***** GIVEN DATA

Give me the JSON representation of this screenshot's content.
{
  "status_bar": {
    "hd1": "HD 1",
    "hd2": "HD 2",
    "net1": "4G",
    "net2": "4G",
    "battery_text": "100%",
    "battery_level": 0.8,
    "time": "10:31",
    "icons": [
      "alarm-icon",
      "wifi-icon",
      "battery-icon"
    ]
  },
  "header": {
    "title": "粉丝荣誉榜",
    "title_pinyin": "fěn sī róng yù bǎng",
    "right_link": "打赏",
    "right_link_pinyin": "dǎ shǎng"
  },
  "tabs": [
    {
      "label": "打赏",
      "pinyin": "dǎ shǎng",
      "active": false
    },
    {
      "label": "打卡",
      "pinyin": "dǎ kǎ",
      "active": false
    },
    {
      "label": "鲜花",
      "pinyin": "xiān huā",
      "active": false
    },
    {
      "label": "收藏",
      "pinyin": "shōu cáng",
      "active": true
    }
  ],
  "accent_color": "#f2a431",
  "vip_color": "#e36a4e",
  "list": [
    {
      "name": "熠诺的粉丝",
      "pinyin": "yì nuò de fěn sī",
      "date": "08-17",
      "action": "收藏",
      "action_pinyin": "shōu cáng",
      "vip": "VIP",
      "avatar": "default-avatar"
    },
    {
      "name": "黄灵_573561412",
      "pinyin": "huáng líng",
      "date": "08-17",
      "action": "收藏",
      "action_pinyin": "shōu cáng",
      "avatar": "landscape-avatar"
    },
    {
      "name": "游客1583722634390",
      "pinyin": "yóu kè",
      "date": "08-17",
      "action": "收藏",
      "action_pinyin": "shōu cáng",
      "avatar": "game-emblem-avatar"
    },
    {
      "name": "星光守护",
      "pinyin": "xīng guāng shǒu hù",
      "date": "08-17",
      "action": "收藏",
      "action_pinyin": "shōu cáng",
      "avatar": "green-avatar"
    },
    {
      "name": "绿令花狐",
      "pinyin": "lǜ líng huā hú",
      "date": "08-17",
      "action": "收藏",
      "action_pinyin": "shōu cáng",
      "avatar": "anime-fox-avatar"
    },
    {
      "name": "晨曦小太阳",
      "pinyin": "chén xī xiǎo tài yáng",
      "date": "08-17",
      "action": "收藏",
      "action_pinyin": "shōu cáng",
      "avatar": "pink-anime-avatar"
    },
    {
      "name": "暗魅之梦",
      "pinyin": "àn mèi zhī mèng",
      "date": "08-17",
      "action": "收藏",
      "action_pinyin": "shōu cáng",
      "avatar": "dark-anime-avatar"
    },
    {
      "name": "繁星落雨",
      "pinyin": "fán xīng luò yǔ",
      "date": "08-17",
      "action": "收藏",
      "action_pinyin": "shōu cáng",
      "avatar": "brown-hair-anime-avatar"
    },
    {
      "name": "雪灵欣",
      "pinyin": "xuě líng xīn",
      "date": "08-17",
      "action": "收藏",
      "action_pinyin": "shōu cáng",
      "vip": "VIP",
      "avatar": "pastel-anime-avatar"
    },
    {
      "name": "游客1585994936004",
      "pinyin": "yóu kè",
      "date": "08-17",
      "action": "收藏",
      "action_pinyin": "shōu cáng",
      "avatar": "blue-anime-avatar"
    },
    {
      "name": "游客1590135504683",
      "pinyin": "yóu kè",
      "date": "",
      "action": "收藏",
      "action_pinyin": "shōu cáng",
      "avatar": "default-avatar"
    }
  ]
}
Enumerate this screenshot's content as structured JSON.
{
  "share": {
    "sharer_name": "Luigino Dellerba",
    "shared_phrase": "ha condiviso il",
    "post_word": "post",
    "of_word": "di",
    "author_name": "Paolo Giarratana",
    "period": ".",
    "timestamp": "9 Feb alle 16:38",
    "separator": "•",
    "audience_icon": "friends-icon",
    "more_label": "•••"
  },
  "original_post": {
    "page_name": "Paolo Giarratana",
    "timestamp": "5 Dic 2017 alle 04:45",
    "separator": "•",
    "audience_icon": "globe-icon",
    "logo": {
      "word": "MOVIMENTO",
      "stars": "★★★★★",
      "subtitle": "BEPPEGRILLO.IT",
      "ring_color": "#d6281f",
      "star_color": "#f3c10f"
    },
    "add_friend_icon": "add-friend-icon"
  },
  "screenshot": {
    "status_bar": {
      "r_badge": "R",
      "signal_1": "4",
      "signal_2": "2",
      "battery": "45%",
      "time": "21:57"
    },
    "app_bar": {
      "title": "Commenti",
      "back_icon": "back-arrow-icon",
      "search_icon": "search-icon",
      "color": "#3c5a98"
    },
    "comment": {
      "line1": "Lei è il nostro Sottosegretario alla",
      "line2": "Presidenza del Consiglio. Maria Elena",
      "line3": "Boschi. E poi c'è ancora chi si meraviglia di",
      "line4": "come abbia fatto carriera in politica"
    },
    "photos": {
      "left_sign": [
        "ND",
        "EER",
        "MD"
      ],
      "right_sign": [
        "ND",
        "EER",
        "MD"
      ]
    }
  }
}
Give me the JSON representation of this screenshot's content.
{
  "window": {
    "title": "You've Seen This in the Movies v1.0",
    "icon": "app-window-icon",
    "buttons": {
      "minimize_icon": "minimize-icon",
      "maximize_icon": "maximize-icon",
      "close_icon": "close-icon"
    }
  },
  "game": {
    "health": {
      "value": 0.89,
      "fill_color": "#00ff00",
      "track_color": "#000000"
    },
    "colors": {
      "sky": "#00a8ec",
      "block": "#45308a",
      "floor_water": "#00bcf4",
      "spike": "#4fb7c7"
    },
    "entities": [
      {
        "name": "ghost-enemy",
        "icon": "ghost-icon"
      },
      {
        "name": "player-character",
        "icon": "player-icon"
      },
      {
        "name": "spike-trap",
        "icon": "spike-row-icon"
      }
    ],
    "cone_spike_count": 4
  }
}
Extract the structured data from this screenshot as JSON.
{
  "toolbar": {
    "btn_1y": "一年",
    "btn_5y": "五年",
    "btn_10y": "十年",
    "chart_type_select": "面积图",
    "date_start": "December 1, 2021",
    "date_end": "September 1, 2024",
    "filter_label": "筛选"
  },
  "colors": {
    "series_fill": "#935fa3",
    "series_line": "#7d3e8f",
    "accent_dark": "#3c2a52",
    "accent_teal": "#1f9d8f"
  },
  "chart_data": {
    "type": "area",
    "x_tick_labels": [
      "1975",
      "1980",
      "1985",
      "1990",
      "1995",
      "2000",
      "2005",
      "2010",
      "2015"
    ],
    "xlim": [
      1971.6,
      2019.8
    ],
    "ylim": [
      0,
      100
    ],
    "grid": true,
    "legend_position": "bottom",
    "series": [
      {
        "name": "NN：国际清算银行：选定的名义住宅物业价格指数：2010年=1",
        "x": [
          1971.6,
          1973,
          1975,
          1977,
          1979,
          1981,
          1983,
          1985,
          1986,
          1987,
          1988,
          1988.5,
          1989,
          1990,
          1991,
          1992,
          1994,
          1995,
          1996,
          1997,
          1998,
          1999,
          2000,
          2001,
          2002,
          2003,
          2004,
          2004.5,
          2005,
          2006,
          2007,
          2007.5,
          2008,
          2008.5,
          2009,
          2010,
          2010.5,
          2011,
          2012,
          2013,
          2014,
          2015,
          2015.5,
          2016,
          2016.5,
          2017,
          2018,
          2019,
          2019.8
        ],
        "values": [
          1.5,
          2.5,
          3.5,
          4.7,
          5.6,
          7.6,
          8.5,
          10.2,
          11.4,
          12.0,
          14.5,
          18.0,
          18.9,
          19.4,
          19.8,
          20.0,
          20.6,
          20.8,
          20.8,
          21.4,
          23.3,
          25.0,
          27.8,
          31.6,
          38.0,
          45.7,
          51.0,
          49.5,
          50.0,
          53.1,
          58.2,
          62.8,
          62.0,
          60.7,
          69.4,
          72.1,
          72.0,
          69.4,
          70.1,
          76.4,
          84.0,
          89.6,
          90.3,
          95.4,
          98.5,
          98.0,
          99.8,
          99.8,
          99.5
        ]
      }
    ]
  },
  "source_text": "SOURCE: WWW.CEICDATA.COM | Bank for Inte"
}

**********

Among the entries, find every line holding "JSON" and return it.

Give me the JSON representation of this screenshot's content.
Enumerate this screenshot's content as structured JSON.
Give me the JSON representation of this screenshot's content.
Extract the structured data from this screenshot as JSON.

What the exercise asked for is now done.